The search for the best works of architecture in Northern Ireland in 2021 has been narrowed down to the final 10 following a rigorous judging process by an expert panel of architects from across Ireland and Great Britain. Each of the projects shortlisted for the RSUA Design Awards will now be visited for a second round of judging and the winners will be announced later this year.
Projects that win an RSUA Design Award will be in the running to win the Liam McCormick Prize, Northern Ireland’s building of the year, and will be considered for a UK-wide RIBA National Award in recognition of their architectural excellence. The shortlist for the RIBA Stirling Prize for the best building of the year will be drawn from the RIBA National Award-winning buildings later in the year.
The buildings that have been shortlisted are:
- Rathview Mental Health Unit, Omagh by TODD Architects
- Patrick Bradley Architects Studio, Maghera by Patrick Bradley Architects
- Hillsborough Castle and Gardens Visitor Facilities, Hillsborough by Consarc Design Group
- Carrickfergus Castle Roof Replacement, Carrickfergus by Alastair Coey Architects and Kennedy Fitzgerald Architects
- Acute Mental Health Inpatient Centre, Belfast by RPP Architects, Richard Murphy Architects, Devereux Architects
- School of Biological Sciences, QUB, Belfast by Scott Tallon Walker Architects and White Ink Architects
- Davagh Observatory, Cookstown by ARCEN
- Old Court Mill, Sion Mills by GM Design Associates
- The Lanyon Building Conservation and Restoration Project, Belfast by Consarc Design Group
- FLIPHOUSE, Bangor by BGA Architects
Ciarán Fox, Director of the Royal Society of Ulster Architects (RSUA), said:
“The 2021 shortlist ranges from a £37,000 shipping container studio to a £33 million Acute Mental Health Inpatient Centre. Indeed, two mental health facilities have made the shortlist which hopefully is a signal that our devolved government is committed to investing in architecture that will benefit the most vulnerable in our society.”
“Three of the shortlisted projects are conservation projects. Each one is of these buildings is a significant asset to Northern Ireland and the conservation work undertaken will help ensure that these buildings continue to benefit the region for many years to come.
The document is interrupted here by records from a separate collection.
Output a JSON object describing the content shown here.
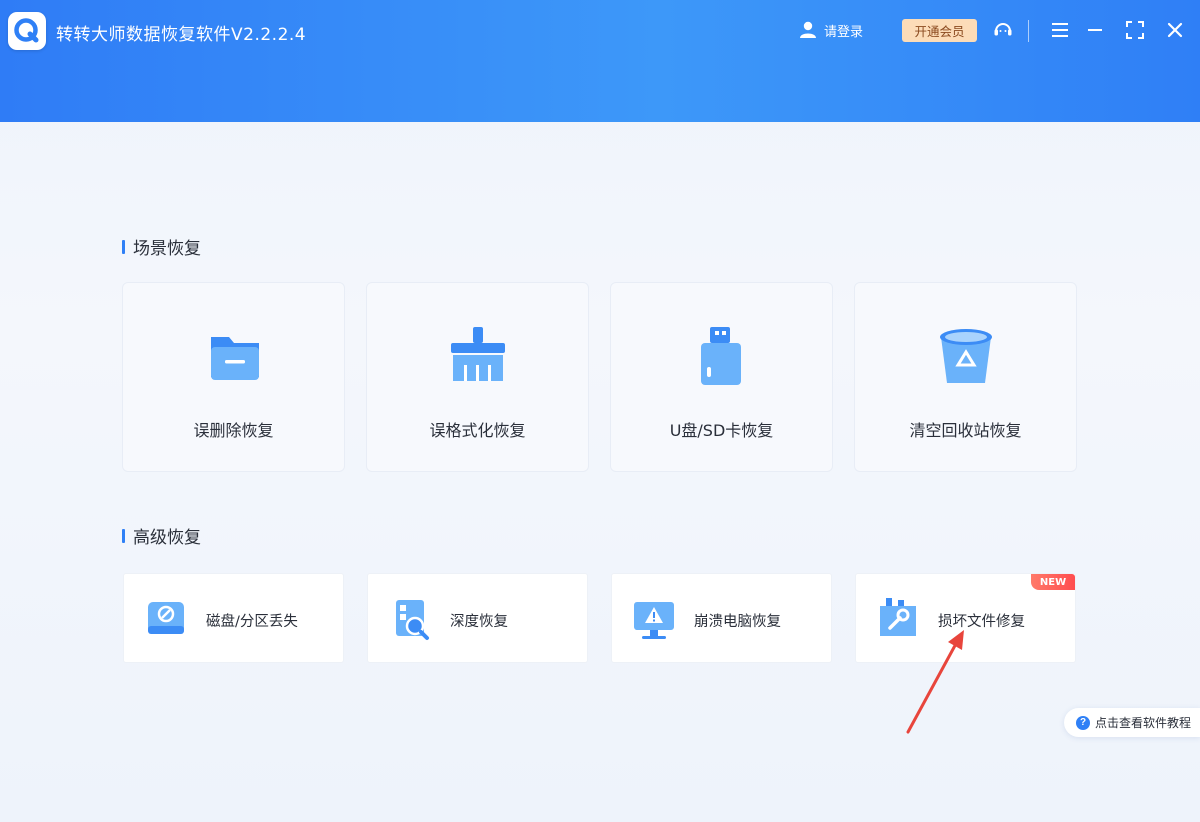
{
  "window": {
    "title": "转转大师数据恢复软件V2.2.2.4",
    "login_label": "请登录",
    "vip_label": "开通会员"
  },
  "sections": {
    "scene_title": "场景恢复",
    "advanced_title": "高级恢复"
  },
  "scene_cards": [
    {
      "label": "误删除恢复",
      "icon": "folder-icon"
    },
    {
      "label": "误格式化恢复",
      "icon": "broom-icon"
    },
    {
      "label": "U盘/SD卡恢复",
      "icon": "usb-drive-icon"
    },
    {
      "label": "清空回收站恢复",
      "icon": "recycle-bin-icon"
    }
  ],
  "advanced_cards": [
    {
      "label": "磁盘/分区丢失",
      "icon": "disk-icon"
    },
    {
      "label": "深度恢复",
      "icon": "deep-scan-icon"
    },
    {
      "label": "崩溃电脑恢复",
      "icon": "crashed-monitor-icon"
    },
    {
      "label": "损坏文件修复",
      "icon": "file-repair-icon",
      "badge": "NEW"
    }
  ],
  "help": {
    "label": "点击查看软件教程"
  },
  "colors": {
    "header_start": "#2f7cf6",
    "header_end": "#3d98f9",
    "accent": "#2f80f6",
    "vip_bg": "#fcdcb8",
    "badge": "#ff4d4f",
    "arrow": "#e8453c"
  }
}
Whilst these are extraordinary buildings, they do help highlight the need for an increased focus on the retention of our ordinary built fabric as it is often the most sustainable approach to meeting our needs.”
“The list includes traditional project types including private housing, social housing and an educational facility but there is also a Dark Skies Observatory in the mix, perhaps the first of its kind in Northern Ireland.”
“Congratulations to the architects, clients and wider teams involved in creating these projects which enrich our communities.”
Due to ongoing public health concerns, judging for the 2020 RIBA UK Awards was postponed to 2021. The 2021 RIBA UK Awards (including Regional, National and the RIBA Stirling Prize) will be selected from the shortlist for the 2020 RIBA Regional, RSUA, RIAS, and RSAW Awards.